“I don’t know how you manage on your own,” is a statement I often hear from married friends. Even with a helpful husband around raising kids and taking care of a home is hard work.
So how do I get it all done?
The answer is: I don’t. I really don’t get it all done. My house is an array of half completed projects. The stairwell still needs to be painted. I have new sinks to install in both bathrooms and then I’ll tackle the new floors that are needed. The basement has become a makeshift baby store as I pile up the items being given to me in case I get a baby. (Even if I do, I’m planning to ship a bunch of stuff to my sister – who is expecting – as soon as she and her husband find a new house.) There is clean laundry abounding around the bedrooms. Most days I can manage to get it down to the basement, washed,and brought back up. By that point it’s bedtime and I leave if for another day which comes around eventually.
One of the highlights of my recent childfree trip to California was staying in a tidy, uncluttered apartment. It did me good to remember one day the mess will be over. My kids will grow up. Toys won’t always litter the hallways. Dirty socks won’t appear in the most unlikely places forever. This is just a season I’m in.
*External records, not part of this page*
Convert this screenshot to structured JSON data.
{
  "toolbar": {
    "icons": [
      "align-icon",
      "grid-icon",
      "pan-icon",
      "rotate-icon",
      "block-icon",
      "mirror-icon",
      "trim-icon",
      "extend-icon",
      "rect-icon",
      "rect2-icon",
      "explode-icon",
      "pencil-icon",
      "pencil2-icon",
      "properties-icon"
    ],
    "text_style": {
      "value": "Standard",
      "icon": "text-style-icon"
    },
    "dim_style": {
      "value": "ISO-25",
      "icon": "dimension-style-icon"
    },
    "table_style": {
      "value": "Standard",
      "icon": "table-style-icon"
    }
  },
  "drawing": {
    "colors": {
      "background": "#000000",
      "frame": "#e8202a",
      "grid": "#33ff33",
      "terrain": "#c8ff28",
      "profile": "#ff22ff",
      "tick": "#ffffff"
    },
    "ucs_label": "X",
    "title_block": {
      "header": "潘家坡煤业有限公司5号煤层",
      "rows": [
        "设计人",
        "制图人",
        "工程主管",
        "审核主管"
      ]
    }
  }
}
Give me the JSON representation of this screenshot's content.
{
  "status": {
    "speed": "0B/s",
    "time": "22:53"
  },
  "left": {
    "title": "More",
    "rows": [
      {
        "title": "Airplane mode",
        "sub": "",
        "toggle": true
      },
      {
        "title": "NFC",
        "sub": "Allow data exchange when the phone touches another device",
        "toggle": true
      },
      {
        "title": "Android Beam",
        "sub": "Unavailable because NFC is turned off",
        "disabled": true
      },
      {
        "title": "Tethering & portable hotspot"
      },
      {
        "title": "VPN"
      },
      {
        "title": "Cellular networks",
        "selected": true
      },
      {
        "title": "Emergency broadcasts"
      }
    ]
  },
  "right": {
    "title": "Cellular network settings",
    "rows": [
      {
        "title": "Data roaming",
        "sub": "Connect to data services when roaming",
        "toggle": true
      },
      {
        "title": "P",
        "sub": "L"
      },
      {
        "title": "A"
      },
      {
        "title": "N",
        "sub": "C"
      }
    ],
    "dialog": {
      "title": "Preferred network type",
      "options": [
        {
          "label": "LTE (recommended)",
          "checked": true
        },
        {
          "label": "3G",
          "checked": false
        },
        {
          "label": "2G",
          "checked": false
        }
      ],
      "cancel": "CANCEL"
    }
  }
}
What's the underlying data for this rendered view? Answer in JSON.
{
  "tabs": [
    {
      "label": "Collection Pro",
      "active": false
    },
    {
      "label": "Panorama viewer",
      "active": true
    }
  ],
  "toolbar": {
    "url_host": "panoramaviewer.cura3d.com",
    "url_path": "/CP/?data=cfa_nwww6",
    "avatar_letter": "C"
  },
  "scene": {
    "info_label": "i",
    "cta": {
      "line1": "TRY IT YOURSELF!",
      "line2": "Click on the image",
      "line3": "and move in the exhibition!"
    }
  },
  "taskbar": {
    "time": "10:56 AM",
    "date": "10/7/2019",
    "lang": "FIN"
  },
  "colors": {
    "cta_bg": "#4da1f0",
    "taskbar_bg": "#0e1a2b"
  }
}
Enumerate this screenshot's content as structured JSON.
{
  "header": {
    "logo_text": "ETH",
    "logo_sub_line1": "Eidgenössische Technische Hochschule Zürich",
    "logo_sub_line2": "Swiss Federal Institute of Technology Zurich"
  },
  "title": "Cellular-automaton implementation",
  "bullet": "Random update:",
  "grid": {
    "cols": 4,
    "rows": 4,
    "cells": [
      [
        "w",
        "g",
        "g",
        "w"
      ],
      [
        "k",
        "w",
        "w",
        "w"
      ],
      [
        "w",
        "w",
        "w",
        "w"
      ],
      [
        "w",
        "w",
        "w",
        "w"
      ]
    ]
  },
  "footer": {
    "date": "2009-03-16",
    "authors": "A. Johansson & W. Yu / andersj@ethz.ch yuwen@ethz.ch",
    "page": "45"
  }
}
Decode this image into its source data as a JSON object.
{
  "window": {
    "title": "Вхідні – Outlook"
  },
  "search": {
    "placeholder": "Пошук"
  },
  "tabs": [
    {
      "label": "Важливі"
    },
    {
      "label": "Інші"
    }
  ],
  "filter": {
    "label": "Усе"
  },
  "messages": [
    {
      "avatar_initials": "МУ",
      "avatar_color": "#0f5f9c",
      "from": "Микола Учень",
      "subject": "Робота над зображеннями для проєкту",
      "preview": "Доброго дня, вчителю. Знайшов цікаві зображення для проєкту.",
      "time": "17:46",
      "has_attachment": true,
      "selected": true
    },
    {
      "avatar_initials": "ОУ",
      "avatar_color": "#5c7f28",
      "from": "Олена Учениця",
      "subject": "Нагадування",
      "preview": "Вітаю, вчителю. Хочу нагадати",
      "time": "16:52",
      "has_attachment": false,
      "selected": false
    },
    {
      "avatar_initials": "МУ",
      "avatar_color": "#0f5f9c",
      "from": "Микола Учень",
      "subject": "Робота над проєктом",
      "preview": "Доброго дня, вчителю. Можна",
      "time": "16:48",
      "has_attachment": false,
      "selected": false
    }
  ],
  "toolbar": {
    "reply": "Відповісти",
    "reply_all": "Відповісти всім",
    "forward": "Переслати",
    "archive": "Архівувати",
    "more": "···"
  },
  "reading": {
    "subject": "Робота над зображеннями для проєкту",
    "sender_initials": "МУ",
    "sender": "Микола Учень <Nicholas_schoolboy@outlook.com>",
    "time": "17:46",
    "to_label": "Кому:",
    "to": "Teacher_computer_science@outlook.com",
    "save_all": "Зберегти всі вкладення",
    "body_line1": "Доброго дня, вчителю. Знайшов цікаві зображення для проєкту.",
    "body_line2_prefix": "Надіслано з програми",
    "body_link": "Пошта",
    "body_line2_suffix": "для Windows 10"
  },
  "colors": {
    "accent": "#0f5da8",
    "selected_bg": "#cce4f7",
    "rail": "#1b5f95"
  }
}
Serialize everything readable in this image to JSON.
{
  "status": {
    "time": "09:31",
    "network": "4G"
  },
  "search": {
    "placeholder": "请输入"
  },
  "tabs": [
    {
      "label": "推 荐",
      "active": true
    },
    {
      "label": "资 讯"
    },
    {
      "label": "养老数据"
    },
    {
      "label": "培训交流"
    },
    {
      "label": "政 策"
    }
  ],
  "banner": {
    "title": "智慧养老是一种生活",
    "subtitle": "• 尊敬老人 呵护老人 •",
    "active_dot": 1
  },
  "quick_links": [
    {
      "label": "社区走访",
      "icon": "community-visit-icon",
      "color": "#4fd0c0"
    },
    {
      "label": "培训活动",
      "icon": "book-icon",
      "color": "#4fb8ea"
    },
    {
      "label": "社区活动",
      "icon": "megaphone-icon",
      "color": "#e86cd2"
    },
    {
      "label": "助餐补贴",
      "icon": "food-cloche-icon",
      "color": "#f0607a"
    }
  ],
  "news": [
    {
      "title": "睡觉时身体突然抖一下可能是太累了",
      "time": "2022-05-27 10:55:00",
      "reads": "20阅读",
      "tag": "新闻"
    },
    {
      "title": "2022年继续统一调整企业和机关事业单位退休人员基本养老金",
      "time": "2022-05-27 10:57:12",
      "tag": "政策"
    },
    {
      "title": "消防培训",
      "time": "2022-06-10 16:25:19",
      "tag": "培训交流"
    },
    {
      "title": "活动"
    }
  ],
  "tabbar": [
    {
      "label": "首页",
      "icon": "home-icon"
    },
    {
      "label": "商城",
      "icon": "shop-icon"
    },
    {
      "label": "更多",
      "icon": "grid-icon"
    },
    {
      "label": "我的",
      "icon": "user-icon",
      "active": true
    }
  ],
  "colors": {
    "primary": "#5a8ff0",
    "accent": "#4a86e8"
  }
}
Sometimes it’s hard to appreciate the season. Despite the state of my house, I do have standards and expectations that I find myself continually falling short of. I’m not a perfectionist but enjoy a sense of decorum and order. Since I started homeschooling that has become impossible. The only time I don’t have a child or children underfoot is when they’re in bed. By that time I’m so depleted I do fun things like blogging or watching British crime dramas.
Most days I feel like I don’t get much of anything done at all. I mange to put three meals of some nutritional value on the table each day. I keep the kids relatively clean – though that’s becoming more difficult with the onset of good weather. My children are drawn to dirt and mud like a magnet. On short notice I can throw together a decent family dinner when my siblings come by to visit. But don’t check the top of the china cabinet. Apparently, it hasn’t been dusted in quite some time.
This week, aside from completing my first official catering job, my greatest accomplishment was mowing the grass. My pictures don’t do it justice. The place was turning into a jungle. Now when I look out my back patio door, there’s a sense of accomplishment. It’s small, but I’ll take it.